Anyway, these people will legalise cannabis when their masters in America tell them to.

But right now they don't know what way it's going to go. They're not sure what they will be told to do. It's possible that California vote to legalise and if they do it's also possible Obama tells the federal government to let them get on with it. If that happens Canada might also legalise, last time they wanted to the Bush administration told them they couldn't. Other states like Nevada and Colardo might also legalise by vote too if it's a success in California. If this were to happen we'd be doing it too, simply because we'd be getting told to by the Americans.

They don't know which way the wind is going to go so they go from being rabid prohibitionists to sitting on the fence and asking for a 'debate'. They don't actually give a shit which way the wind blows mind you and who actually wins the debate, they just want to be seen as sitting on the right side of the fence when it's over. They can only do this by moving to the centre.

Politicans are just scum.

Anonymous said...

Yep, this happens every time events on the world stage look like there is a possible change in the status quo coming. The media and the politicos move from the rabid extremes to the centre.
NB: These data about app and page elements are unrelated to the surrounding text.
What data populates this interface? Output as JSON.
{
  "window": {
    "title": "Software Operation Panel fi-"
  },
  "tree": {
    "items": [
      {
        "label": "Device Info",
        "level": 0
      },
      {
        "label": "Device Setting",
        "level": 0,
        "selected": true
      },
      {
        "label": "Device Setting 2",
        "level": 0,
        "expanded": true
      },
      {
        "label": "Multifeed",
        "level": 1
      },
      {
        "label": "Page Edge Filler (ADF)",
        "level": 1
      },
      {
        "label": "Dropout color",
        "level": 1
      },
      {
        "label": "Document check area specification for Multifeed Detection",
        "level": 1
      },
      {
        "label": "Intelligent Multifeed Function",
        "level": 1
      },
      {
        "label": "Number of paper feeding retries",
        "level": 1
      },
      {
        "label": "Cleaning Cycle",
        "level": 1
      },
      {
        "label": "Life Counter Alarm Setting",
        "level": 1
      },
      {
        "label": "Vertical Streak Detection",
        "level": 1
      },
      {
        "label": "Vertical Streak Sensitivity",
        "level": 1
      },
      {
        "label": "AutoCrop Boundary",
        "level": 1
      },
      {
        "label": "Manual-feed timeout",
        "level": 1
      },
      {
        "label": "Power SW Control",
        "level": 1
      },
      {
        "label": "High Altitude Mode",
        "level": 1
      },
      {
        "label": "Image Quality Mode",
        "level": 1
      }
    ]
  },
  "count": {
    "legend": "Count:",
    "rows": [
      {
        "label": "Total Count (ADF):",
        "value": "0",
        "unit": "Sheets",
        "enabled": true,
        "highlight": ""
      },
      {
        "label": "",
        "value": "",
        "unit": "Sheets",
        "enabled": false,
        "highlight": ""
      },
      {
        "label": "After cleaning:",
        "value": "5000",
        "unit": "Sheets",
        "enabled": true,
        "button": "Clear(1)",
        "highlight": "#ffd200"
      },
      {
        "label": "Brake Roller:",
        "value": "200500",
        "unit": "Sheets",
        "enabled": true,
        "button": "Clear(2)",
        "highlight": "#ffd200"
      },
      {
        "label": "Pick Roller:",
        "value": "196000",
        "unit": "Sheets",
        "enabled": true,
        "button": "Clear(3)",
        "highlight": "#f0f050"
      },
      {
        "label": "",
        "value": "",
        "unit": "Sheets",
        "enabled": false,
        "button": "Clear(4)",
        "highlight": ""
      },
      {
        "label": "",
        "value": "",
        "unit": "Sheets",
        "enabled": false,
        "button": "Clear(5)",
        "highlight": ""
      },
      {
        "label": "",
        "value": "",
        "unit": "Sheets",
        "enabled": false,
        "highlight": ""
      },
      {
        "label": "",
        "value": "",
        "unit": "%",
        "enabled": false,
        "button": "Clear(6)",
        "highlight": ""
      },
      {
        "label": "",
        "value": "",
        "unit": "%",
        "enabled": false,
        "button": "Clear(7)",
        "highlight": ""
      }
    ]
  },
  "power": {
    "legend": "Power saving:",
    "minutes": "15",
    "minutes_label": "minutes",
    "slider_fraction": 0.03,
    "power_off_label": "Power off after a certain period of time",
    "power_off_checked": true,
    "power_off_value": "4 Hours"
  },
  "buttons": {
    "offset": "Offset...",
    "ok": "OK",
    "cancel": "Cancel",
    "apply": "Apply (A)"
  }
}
And when they know who's going to end up on top (so far it's always been the prohibitionist forces) they move back to supporting that position.

Are you actually dumb enough to think that 'call me Dave' Cameron actually cares if drugs are legal or not? He voted the way he did on the committee because he thought that was the way the wind was blowing then. He pushed Labour to make it class B because he thought that was where the political wind was blowing last year.

They're all the same.
They believe in nothing.
They will stand for anything.
Because at the end of the day, politics, journalism and the rest of it is all about them and their careers. They are not interested in anything else.

Steve Rolles said...

whilst I share you cynicism up to a point its hard to deny that despite the repeated setbacks the reform arguments have never garnered such mainstream support. Its a war of attrition I suppose, but the environment is becomeing ever more hostile to failed expensive punitive enforcement responses, and more conducive to a sensible debate arou nd alternatives - that are increasingly well understood. Even the language of the debate is changing, with decrim and regulation no longer seen as fringe or extereme ideas.

It may be two steps forward one step back - but there is also a ratchet effect as each editorial or public figure says something sensible and challenges the straw man arguments of the naysayers.

As I said - we are apporaching the tipping point, even if its hard to predcit exactly when it will be. There is space for some optomism that change is now a real prospect.

DavidW said...

Some great comments here, I don't think comments 11 and 12 are cynical though, rather just a blunt statement of the reality of the situation.

What do you think David Cameron knew when he was telling Gordon Brown to stop dithering and increase the penalties for cannabis possession that he didn't know when he voted to recommend downgrading it?

Remember all the 'reefer madness' in the press a couple of years ago? Do you think the press is run by a different cabal today? Do you think these people know something now that they didn't know a couple of years ago? Don't be daft. They just want to sell newspapers, they don't give a shit about what poison they have to put out to do it.

The press are clearly just positioning themselves so they can jump in either direction now. If the American states start legalising so will the European countries and eventually politicians and the press will have to support it here too. If the American voters reject it there will be no change.

Politicians are even more immoral than the journalists. Don't make the mistake of thinking that politicians are just ordinary people who, like most of us, just say what we think. They don't, they are mostly just scum bags out to milk the tax payer and to hang on to their seat at any cost.

They claim they aren't paid enough but that doesn't mean they won't do anything to stay on the gravy train they bitch about.